_Brief_
When you copy the material below, keep every line exact and drop the pictures.
(Beginning of Excerpted data)
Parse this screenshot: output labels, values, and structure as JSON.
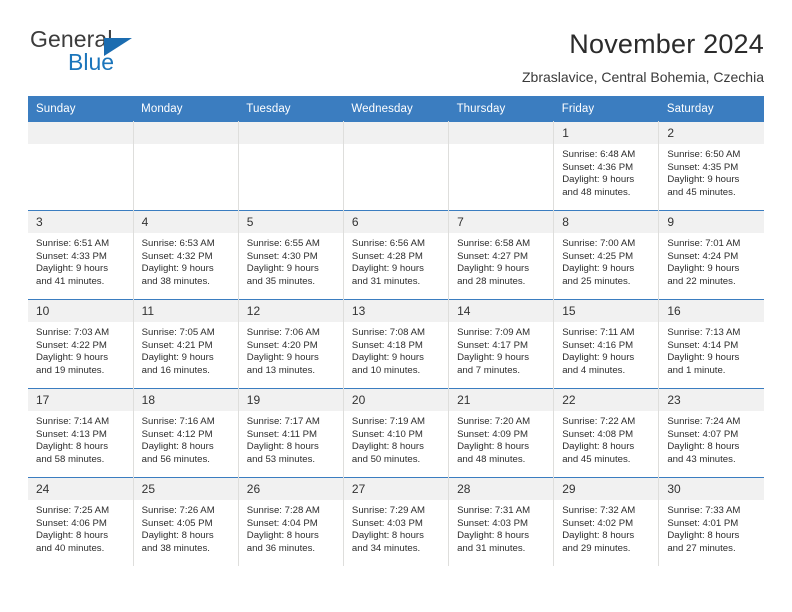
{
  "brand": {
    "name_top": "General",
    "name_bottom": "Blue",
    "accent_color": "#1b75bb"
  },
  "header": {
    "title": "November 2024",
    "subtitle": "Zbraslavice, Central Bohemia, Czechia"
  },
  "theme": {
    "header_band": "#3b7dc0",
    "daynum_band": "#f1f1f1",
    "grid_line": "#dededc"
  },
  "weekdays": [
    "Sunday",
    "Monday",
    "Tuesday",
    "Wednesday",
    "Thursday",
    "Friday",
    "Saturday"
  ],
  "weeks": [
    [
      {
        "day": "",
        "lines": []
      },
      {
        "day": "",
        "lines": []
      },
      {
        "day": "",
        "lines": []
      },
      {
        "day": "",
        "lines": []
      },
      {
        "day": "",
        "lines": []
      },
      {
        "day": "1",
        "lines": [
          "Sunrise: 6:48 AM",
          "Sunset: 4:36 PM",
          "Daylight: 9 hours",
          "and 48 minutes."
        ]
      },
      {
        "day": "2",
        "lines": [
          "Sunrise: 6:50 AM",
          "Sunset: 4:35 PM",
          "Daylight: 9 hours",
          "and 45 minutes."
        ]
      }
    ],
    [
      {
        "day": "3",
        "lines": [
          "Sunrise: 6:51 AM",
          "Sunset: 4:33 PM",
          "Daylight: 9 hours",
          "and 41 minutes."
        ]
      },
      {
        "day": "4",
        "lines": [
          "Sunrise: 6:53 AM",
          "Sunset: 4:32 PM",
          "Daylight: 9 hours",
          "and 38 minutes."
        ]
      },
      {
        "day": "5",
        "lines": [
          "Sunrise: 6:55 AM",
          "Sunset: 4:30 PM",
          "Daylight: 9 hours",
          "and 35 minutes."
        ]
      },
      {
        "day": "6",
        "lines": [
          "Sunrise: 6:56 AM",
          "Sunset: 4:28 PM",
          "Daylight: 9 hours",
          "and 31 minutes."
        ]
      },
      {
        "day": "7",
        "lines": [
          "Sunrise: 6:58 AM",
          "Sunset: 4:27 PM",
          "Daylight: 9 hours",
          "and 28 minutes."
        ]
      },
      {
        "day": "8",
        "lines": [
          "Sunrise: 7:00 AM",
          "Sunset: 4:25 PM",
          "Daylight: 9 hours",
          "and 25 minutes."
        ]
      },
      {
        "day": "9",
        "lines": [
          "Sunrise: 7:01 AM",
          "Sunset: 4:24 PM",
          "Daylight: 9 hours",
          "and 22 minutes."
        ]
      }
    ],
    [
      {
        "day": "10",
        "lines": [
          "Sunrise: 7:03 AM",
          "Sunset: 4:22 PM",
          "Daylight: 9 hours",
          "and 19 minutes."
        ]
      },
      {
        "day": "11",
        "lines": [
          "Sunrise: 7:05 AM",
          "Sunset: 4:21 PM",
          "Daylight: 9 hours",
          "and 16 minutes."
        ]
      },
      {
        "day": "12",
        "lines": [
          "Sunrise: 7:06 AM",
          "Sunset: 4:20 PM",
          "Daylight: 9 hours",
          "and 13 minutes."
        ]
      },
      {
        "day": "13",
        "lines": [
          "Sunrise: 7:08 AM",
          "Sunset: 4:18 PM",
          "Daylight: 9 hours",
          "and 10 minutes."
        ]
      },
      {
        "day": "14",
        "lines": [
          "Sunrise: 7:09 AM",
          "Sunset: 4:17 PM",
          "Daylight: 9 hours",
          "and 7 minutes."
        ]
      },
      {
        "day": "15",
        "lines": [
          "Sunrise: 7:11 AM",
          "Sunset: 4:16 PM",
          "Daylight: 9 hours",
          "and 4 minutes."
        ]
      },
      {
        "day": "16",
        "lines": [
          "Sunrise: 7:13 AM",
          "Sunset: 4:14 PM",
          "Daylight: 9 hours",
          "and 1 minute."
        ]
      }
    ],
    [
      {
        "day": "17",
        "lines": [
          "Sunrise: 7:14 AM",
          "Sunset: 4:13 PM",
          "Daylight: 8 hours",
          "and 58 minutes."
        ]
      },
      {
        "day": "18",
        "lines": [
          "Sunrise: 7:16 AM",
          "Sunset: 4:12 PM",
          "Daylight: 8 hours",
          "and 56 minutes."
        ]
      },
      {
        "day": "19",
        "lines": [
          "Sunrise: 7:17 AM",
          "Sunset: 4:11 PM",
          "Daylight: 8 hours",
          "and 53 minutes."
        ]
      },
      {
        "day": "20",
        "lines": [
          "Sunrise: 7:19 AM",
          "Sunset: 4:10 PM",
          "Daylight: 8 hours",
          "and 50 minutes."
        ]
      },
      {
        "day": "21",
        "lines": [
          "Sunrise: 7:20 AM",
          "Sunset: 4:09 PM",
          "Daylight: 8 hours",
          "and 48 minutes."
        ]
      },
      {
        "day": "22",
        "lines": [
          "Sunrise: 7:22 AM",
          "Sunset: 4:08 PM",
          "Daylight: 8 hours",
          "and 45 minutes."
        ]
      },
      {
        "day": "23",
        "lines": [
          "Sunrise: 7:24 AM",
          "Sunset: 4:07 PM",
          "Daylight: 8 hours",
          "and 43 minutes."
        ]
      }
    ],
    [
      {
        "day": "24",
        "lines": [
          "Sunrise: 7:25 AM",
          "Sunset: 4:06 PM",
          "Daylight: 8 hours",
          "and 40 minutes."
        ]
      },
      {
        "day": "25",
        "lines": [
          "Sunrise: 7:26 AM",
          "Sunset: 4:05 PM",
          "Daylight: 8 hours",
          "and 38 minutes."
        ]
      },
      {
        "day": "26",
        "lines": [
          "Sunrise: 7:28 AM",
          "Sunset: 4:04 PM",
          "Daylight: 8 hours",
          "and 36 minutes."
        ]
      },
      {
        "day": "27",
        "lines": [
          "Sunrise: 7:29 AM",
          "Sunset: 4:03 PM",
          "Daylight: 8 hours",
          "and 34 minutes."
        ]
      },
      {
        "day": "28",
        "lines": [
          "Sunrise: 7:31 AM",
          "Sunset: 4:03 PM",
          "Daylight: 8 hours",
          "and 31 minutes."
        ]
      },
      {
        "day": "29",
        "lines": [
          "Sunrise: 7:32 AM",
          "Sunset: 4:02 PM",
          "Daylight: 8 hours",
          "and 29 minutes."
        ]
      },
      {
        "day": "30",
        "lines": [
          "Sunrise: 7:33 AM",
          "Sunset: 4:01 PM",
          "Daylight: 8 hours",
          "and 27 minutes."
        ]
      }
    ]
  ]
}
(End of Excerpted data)
_Solution for this problem_
Parse this screenshot: output labels, values, and structure as JSON.
{
  "brand": {
    "name_top": "General",
    "name_bottom": "Blue",
    "accent_color": "#1b75bb"
  },
  "header": {
    "title": "November 2024",
    "subtitle": "Zbraslavice, Central Bohemia, Czechia"
  },
  "theme": {
    "header_band": "#3b7dc0",
    "daynum_band": "#f1f1f1",
    "grid_line": "#dededc"
  },
  "weekdays": [
    "Sunday",
    "Monday",
    "Tuesday",
    "Wednesday",
    "Thursday",
    "Friday",
    "Saturday"
  ],
  "weeks": [
    [
      {
        "day": "",
        "lines": []
      },
      {
        "day": "",
        "lines": []
      },
      {
        "day": "",
        "lines": []
      },
      {
        "day": "",
        "lines": []
      },
      {
        "day": "",
        "lines": []
      },
      {
        "day": "1",
        "lines": [
          "Sunrise: 6:48 AM",
          "Sunset: 4:36 PM",
          "Daylight: 9 hours",
          "and 48 minutes."
        ]
      },
      {
        "day": "2",
        "lines": [
          "Sunrise: 6:50 AM",
          "Sunset: 4:35 PM",
          "Daylight: 9 hours",
          "and 45 minutes."
        ]
      }
    ],
    [
      {
        "day": "3",
        "lines": [
          "Sunrise: 6:51 AM",
          "Sunset: 4:33 PM",
          "Daylight: 9 hours",
          "and 41 minutes."
        ]
      },
      {
        "day": "4",
        "lines": [
          "Sunrise: 6:53 AM",
          "Sunset: 4:32 PM",
          "Daylight: 9 hours",
          "and 38 minutes."
        ]
      },
      {
        "day": "5",
        "lines": [
          "Sunrise: 6:55 AM",
          "Sunset: 4:30 PM",
          "Daylight: 9 hours",
          "and 35 minutes."
        ]
      },
      {
        "day": "6",
        "lines": [
          "Sunrise: 6:56 AM",
          "Sunset: 4:28 PM",
          "Daylight: 9 hours",
          "and 31 minutes."
        ]
      },
      {
        "day": "7",
        "lines": [
          "Sunrise: 6:58 AM",
          "Sunset: 4:27 PM",
          "Daylight: 9 hours",
          "and 28 minutes."
        ]
      },
      {
        "day": "8",
        "lines": [
          "Sunrise: 7:00 AM",
          "Sunset: 4:25 PM",
          "Daylight: 9 hours",
          "and 25 minutes."
        ]
      },
      {
        "day": "9",
        "lines": [
          "Sunrise: 7:01 AM",
          "Sunset: 4:24 PM",
          "Daylight: 9 hours",
          "and 22 minutes."
        ]
      }
    ],
    [
      {
        "day": "10",
        "lines": [
          "Sunrise: 7:03 AM",
          "Sunset: 4:22 PM",
          "Daylight: 9 hours",
          "and 19 minutes."
        ]
      },
      {
        "day": "11",
        "lines": [
          "Sunrise: 7:05 AM",
          "Sunset: 4:21 PM",
          "Daylight: 9 hours",
          "and 16 minutes."
        ]
      },
      {
        "day": "12",
        "lines": [
          "Sunrise: 7:06 AM",
          "Sunset: 4:20 PM",
          "Daylight: 9 hours",
          "and 13 minutes."
        ]
      },
      {
        "day": "13",
        "lines": [
          "Sunrise: 7:08 AM",
          "Sunset: 4:18 PM",
          "Daylight: 9 hours",
          "and 10 minutes."
        ]
      },
      {
        "day": "14",
        "lines": [
          "Sunrise: 7:09 AM",
          "Sunset: 4:17 PM",
          "Daylight: 9 hours",
          "and 7 minutes."
        ]
      },
      {
        "day": "15",
        "lines": [
          "Sunrise: 7:11 AM",
          "Sunset: 4:16 PM",
          "Daylight: 9 hours",
          "and 4 minutes."
        ]
      },
      {
        "day": "16",
        "lines": [
          "Sunrise: 7:13 AM",
          "Sunset: 4:14 PM",
          "Daylight: 9 hours",
          "and 1 minute."
        ]
      }
    ],
    [
      {
        "day": "17",
        "lines": [
          "Sunrise: 7:14 AM",
          "Sunset: 4:13 PM",
          "Daylight: 8 hours",
          "and 58 minutes."
        ]
      },
      {
        "day": "18",
        "lines": [
          "Sunrise: 7:16 AM",
          "Sunset: 4:12 PM",
          "Daylight: 8 hours",
          "and 56 minutes."
        ]
      },
      {
        "day": "19",
        "lines": [
          "Sunrise: 7:17 AM",
          "Sunset: 4:11 PM",
          "Daylight: 8 hours",
          "and 53 minutes."
        ]
      },
      {
        "day": "20",
        "lines": [
          "Sunrise: 7:19 AM",
          "Sunset: 4:10 PM",
          "Daylight: 8 hours",
          "and 50 minutes."
        ]
      },
      {
        "day": "21",
        "lines": [
          "Sunrise: 7:20 AM",
          "Sunset: 4:09 PM",
          "Daylight: 8 hours",
          "and 48 minutes."
        ]
      },
      {
        "day": "22",
        "lines": [
          "Sunrise: 7:22 AM",
          "Sunset: 4:08 PM",
          "Daylight: 8 hours",
          "and 45 minutes."
        ]
      },
      {
        "day": "23",
        "lines": [
          "Sunrise: 7:24 AM",
          "Sunset: 4:07 PM",
          "Daylight: 8 hours",
          "and 43 minutes."
        ]
      }
    ],
    [
      {
        "day": "24",
        "lines": [
          "Sunrise: 7:25 AM",
          "Sunset: 4:06 PM",
          "Daylight: 8 hours",
          "and 40 minutes."
        ]
      },
      {
        "day": "25",
        "lines": [
          "Sunrise: 7:26 AM",
          "Sunset: 4:05 PM",
          "Daylight: 8 hours",
          "and 38 minutes."
        ]
      },
      {
        "day": "26",
        "lines": [
          "Sunrise: 7:28 AM",
          "Sunset: 4:04 PM",
          "Daylight: 8 hours",
          "and 36 minutes."
        ]
      },
      {
        "day": "27",
        "lines": [
          "Sunrise: 7:29 AM",
          "Sunset: 4:03 PM",
          "Daylight: 8 hours",
          "and 34 minutes."
        ]
      },
      {
        "day": "28",
        "lines": [
          "Sunrise: 7:31 AM",
          "Sunset: 4:03 PM",
          "Daylight: 8 hours",
          "and 31 minutes."
        ]
      },
      {
        "day": "29",
        "lines": [
          "Sunrise: 7:32 AM",
          "Sunset: 4:02 PM",
          "Daylight: 8 hours",
          "and 29 minutes."
        ]
      },
      {
        "day": "30",
        "lines": [
          "Sunrise: 7:33 AM",
          "Sunset: 4:01 PM",
          "Daylight: 8 hours",
          "and 27 minutes."
        ]
      }
    ]
  ]
}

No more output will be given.